Building the bond
Quality socialization from an early age helps these pups enjoy a long and happy bond with their families
Cathy Smith-Clark has been involved in dog obedience training since she was a girl of 14 living in Moose Jaw, Saskatchewan. She spent the following 30 years teaching dogs, eventually bringing her expertise to Fernie, Sparwood and Elkford. She currently owns and operates Fernie Puppy School.
Smith-Clark offers a set of six puppy training lessons each spring and fall for junior puppies (aged two to four and a half months) and senior puppies (aged five months to a year.) Her seasonal classes are held at the seniors care home in Fernie, where she has incorporated her training with the centre’s pet therapy program.
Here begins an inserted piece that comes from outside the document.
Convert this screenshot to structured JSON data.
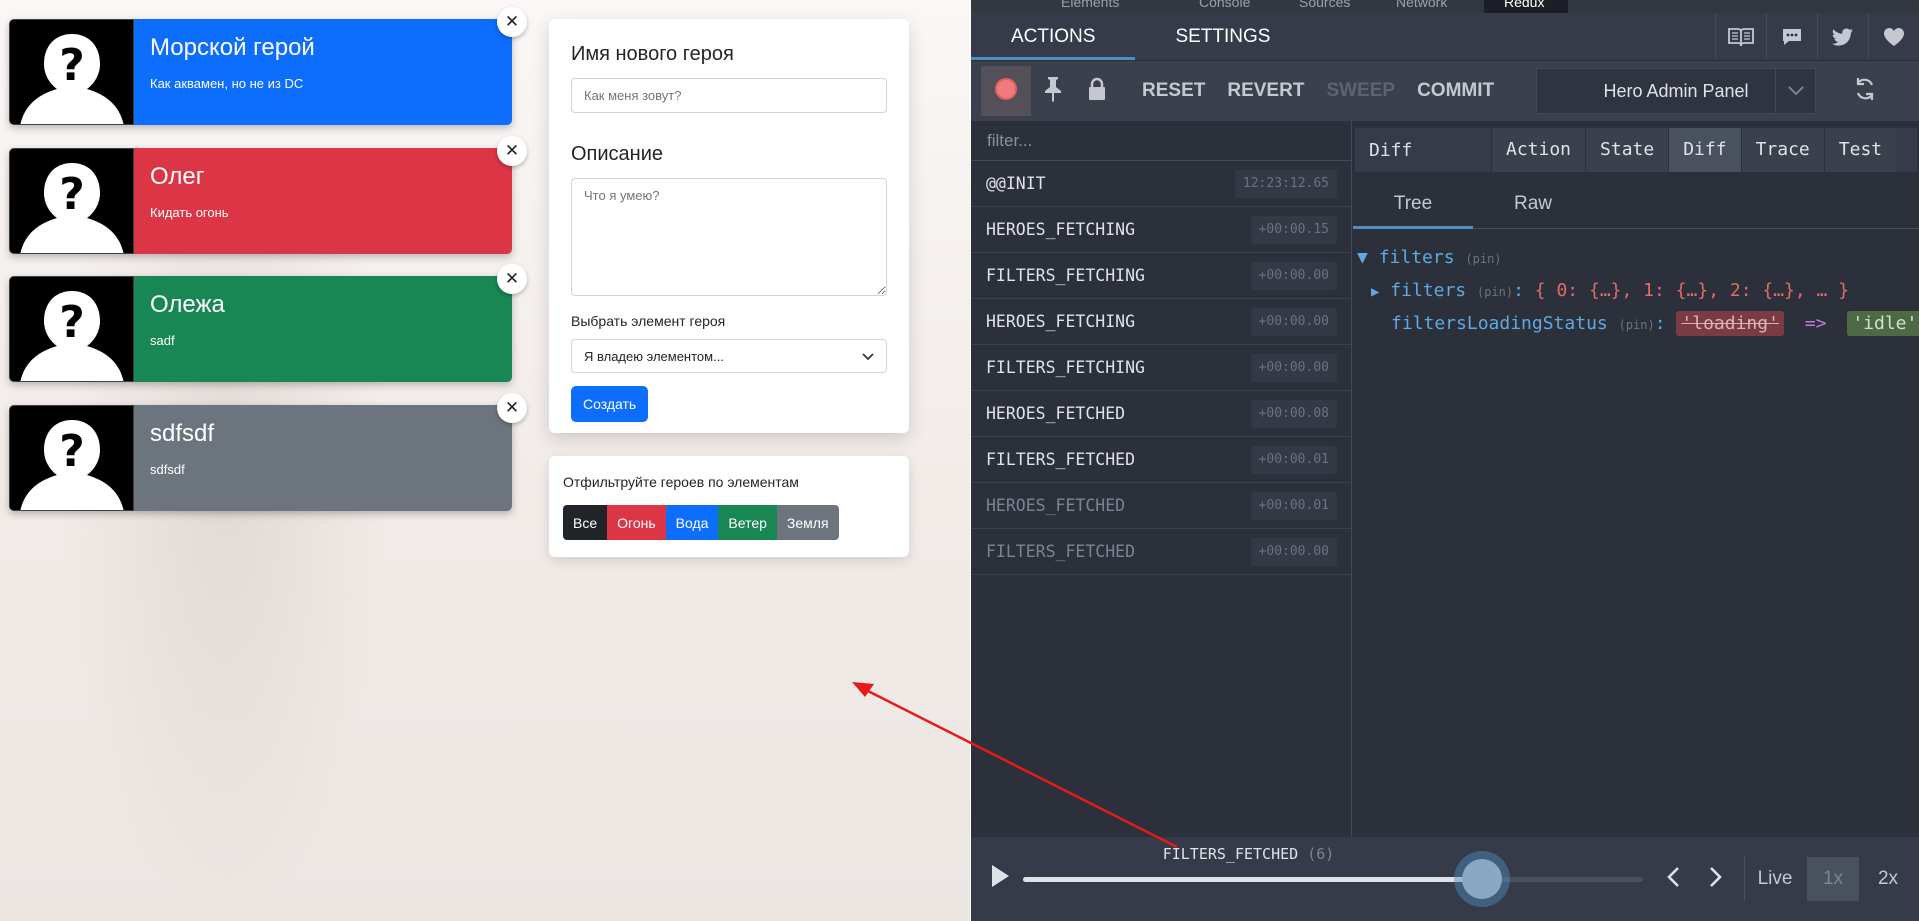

“I have been presenting these classes for seniors to watch in Fernie for 20 years,” said Smith-Clark. “They feed puppies treats from their wheelchairs and walkers. Thereby puppies learn to love people in wheelchairs and are not afraid of them during their future life. I (also) take a collection of well-trained, soft, fluffy, gentle animals on pet visits every month. Dogs, angora bunnies, doves, baby puppies and kittens and now I take a trained ragdoll cat. I started at the Fernie Hospital, then the Tom Uphill Home, and now the ten-years-new Rocky Mountain Village.”
For the past 12 years, Smith-Clark has also been doing private house calls for people seeking personal pet training. Her specialty is early puppy education, which focuses on the important first 16 weeks of a canine’s life.
“If you train right the first four months, and keep up positive training, you will have a great dog for life,” she said. “(Just as) a child's personality is set by the time they are approximately four years old, a puppy needs extreme proper socialization the first 16 weeks of their life. So a puppy owner must do serious daily socializing to help their new canine family member be well-adapted to society. After that time, the window of socialization closes. There is still hope after that age; however, it is now retraining, more carefully. And it takes a lot longer.”
In addition to her standard training methods, Clark-Smith has taken three clicker-training courses and also delves into photography and art in her spare time. She has travelled extensively and offered courses all across Canada, but she loves the Kootenay lifestyle.
“I love living and working in the Kootenays because it is incredibly beautiful,” she said. “The people here are all so wonderful. There's no place like it—and I have been all over the world.”
She also offers family pet training classes that teach the whole household how to interact with and guide their four-legged family member. Her goal is to help dogs and humans enjoy a long, happy life together.
To find out more about Fernie Puppy School, call 250-423-7257.